Tamara Sujú
Born
Caracas, Venezuela
NationalityVenezuelan
Spanish
Alma materAndrés Bello Catholic University

A graduate of Andrés Bello Catholic University,[6] Sujú has been accused by government officials of committing destabilization acts and have pointed her out as the niece of General Oswaldo Sujú, involved in the 2002 Venezuelan coup d'état attempt. Nicolás Maduro, while being president of the National Assembly, declared that she "betrayed the fatherland" and that she was a part of the CIA.[7][8] On August 2014, Tamara requested political asylum in Prague after fearing "for her freedom and physical integrity"; the international protection status was granted by the government of the Czech Republic for a period of ten renewable years on 24 November.[2]

The lawyer has recompiled torture cases registered in Venezuela between 2002 and 2014 and formalized a demand against Nicolás Maduro in the International Criminal Court on July 2016.[9] On 5 April 2017, Sujú was invited by the InterAmerican Institute for democracy to testify about the torture cases in Venezuela and the country’s expedient in the Court. Her expedient started with 65 incidents when presented before the Court, and was updated on May 2017.[10] On 14 September 2017, she testified about 289 cases of torture during the first audience of the Organization of American States (OAS) to analyze possible crimes against humanity in the country, including incidents during the 2017 Venezuelan protests and 192 cases of sexual torture.[11]

ReferencesEdit

  1. ^ Batallé, Jordi (21 April 2015). "Tamara Sujú Roa, asilada política venezolana" (in Spanish). RFI en español.
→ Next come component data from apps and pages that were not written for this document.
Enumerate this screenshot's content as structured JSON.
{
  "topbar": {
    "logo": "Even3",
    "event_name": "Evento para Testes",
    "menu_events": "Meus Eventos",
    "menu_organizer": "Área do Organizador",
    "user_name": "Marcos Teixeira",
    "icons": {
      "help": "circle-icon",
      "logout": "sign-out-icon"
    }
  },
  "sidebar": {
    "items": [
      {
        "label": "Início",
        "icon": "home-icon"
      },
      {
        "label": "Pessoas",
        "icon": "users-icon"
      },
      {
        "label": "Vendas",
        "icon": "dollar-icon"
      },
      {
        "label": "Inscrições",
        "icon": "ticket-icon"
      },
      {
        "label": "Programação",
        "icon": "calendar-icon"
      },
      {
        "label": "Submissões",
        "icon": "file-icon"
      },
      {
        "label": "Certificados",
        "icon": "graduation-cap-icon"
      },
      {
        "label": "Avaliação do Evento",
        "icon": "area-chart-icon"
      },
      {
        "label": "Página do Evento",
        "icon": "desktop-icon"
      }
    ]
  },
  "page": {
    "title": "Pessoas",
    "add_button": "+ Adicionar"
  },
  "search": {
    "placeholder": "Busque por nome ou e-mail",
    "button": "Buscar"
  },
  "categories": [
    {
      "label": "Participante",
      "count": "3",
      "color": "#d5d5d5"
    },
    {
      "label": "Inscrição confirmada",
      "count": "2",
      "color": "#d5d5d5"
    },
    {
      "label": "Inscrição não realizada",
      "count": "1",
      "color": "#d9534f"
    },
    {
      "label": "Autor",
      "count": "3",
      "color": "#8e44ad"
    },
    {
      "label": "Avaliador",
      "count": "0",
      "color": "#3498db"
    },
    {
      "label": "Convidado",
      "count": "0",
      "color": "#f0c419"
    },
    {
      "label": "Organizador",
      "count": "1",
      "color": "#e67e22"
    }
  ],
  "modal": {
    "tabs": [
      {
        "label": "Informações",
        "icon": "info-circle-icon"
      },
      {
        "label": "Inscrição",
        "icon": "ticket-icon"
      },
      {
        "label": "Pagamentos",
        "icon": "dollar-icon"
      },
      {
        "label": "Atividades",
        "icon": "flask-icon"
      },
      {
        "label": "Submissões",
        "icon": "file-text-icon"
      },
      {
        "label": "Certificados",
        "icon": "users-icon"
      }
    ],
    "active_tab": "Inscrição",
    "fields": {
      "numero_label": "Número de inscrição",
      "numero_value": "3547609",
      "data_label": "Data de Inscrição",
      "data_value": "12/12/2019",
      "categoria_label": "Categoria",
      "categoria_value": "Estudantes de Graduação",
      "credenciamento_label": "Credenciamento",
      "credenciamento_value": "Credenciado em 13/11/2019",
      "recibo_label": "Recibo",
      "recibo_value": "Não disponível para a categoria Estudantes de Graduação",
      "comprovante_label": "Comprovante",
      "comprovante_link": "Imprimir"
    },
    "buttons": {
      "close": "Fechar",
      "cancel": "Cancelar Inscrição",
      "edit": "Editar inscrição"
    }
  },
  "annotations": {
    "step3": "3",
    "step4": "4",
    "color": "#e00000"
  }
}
Retrieved 14 April 2017.
  2. ^ a b "Tamara Suju recibe asilo político en la República Checa" (in Spanish). El Universal. 25 November 2014. Retrieved 14 April 2017.
  3. ^ La La Razón website; accessed 4 February 2019.
  4. ^ "Tamara Suju Roa" (in Spanish). El Huffington Post. Retrieved 14 April 2017.
  5. ^ "Tamara Sujú" (in Spanish). Forum 2000. Retrieved 14 April 2017.
  6. ^ "El invitado de RFI - Tamara Sujú Roa, asilada política venezolana". RFI. 21 April 2015. Retrieved 6 February 2019.
  7. ^ ""Sentí temor por mi vida": Abogada Tamara Suju relata a NTN24 la persecución en su contra por defender a venezolanos" (in Spanish). NTN24. 24 November 2014. Retrieved 14 April 2017.
  8. ^ Allard, Jean-Guy (23 February 2011). "EFE calumnia a Venezuela con una activista derechista asociada a la CIA" (in Spanish). Correo del Orinoco. Retrieved 14 April 2017.
  9. ^ Boon, Lisseth (7 July 2017). "¿Maduro en La Haya? el tortuoso camino para condenar crímenes de lesa humanidad" (in Spanish). Runrun.es. Retrieved 14 July 2017.
  10. ^ "El desgarrador relato de Tamara Suju sobre las torturas a presos políticos en Venezuela" (in Spanish). La Patilla. 10 April 2017. Retrieved 14 April 2017.
  11. ^ "Denunciaron 289 casos de tortura en la Organización de Estados Americanos". El Nacional (in Spanish). 14 September 2017. Retrieved 16 September 2017.